The lupine did not become very widespread until around the year 1990 when people started to spread seeds alongside roads.the lupineLúpínan becamevarð notekki verymjög widespreadútbreidd before, untilfyrr en aroundí kringum the yearárið 1990nítján hundruð og níutíu whenþegar peoplefólk started, beganbyrjaði to collectað safna seedsfræjum andog spreaddreifa themþeim alongsidemeðfram roadsvegum andog ontoá sandssanda. Some also threw lupine seeds out of airplanes.some (people)Einhverjir threw, tossedköstuðu alsolíka lupine seedslúpínufræjum out from the inside ofout ofút úr airplanesflugvélum. Many were very optimistic that the lupine would save the vegetation of Iceland.manyMargir werevoru verymjög “saw things brightly”optimisticbjartsýnir Commonly used with "bjartsýnn á"(on)á thatað the lupinelúpínan wouldmyndi savebjarga vegetation, plant growthgróðri oná IcelandÍslandi.
Now the lupine is everywhere.nowNúna iser the lupinelúpínan “out about all”everywhereút um allt. 0.3% of the country is nothing but lupines.zeroNúll commakomma threeþrjú percentprósent of the countrylandsins iser nothingekkert except, butnema lupinelúpína, The lupine continues to spread and there isn't much one can do in order to stop it.shehún continuesheldur áfram toað spread itelf outdreifa úr sér andog thereþað iser littlelítið possiblehægt to doað gera in order totil að stopstöðva “her”Referring to the feminine lúpínaithana. It grows so fast in the spring that it casts a shadow on other plants, and they disappear.itHún growsvex sosvo fasthratt iná the spring (plural)vorin thatað “her”Referring to the feminine lúpínaithún casts a shadow on, overshadowsskyggir á (casts a shadow on) otheraðrar plantsplöntur andog theyþær disappearhverfa.

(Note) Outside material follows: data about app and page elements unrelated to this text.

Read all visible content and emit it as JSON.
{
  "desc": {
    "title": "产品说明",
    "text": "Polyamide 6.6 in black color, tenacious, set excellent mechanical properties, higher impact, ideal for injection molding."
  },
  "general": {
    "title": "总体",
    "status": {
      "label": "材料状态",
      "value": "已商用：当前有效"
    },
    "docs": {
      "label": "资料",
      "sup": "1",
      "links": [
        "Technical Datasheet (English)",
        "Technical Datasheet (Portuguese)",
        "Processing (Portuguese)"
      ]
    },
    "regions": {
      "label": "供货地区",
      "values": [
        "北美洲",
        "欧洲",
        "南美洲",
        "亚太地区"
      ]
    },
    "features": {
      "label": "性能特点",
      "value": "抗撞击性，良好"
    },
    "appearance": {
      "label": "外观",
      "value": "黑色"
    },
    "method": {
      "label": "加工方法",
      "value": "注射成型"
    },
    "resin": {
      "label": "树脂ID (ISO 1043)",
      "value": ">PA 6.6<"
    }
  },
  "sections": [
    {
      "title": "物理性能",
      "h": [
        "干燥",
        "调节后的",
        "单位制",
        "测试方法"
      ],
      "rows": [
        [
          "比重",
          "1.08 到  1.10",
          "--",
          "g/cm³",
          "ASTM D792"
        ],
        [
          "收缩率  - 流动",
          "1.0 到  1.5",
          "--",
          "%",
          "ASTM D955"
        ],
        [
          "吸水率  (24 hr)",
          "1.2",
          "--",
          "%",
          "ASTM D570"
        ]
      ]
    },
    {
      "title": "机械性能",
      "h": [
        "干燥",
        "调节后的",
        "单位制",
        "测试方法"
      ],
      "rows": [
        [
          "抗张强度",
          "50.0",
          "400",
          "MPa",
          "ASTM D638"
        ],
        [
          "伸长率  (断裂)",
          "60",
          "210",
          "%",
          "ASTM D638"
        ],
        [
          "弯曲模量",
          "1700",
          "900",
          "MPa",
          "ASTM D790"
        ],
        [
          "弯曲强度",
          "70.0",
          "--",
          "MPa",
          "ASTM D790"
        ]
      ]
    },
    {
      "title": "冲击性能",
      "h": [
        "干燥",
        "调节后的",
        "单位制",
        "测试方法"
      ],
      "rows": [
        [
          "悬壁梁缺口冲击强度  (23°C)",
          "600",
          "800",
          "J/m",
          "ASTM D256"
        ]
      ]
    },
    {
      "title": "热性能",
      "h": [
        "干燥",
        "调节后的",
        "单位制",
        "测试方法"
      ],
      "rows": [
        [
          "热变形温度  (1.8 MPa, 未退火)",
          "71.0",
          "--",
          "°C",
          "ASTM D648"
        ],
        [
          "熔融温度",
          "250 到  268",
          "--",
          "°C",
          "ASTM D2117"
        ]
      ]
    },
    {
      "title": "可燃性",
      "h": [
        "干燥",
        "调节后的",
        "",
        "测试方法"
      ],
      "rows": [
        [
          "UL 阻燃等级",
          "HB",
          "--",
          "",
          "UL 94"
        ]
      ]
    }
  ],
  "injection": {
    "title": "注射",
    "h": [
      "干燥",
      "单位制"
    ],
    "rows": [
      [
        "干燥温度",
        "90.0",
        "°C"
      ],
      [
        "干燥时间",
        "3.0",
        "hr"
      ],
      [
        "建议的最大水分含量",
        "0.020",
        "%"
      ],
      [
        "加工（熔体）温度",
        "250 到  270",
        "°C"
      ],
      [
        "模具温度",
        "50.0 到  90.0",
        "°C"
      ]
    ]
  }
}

Many are understandably unhappy with the lupine.many (people)Margir areeru understandablyskiljanlega discontent, unhappyósáttir “by”withvið the lupinelúpínuna, but others find it so beautiful that they don't care if it takes over.buten othersöðrum think, are of the opinionfinnst ithún sosvo beautifulfalleg toað “to them it is the same”they don't careþeim er absolutely (intensifier)alveg “to them it is the same”they don't caresama “even though”thatþó að ithún takestaki overyfir.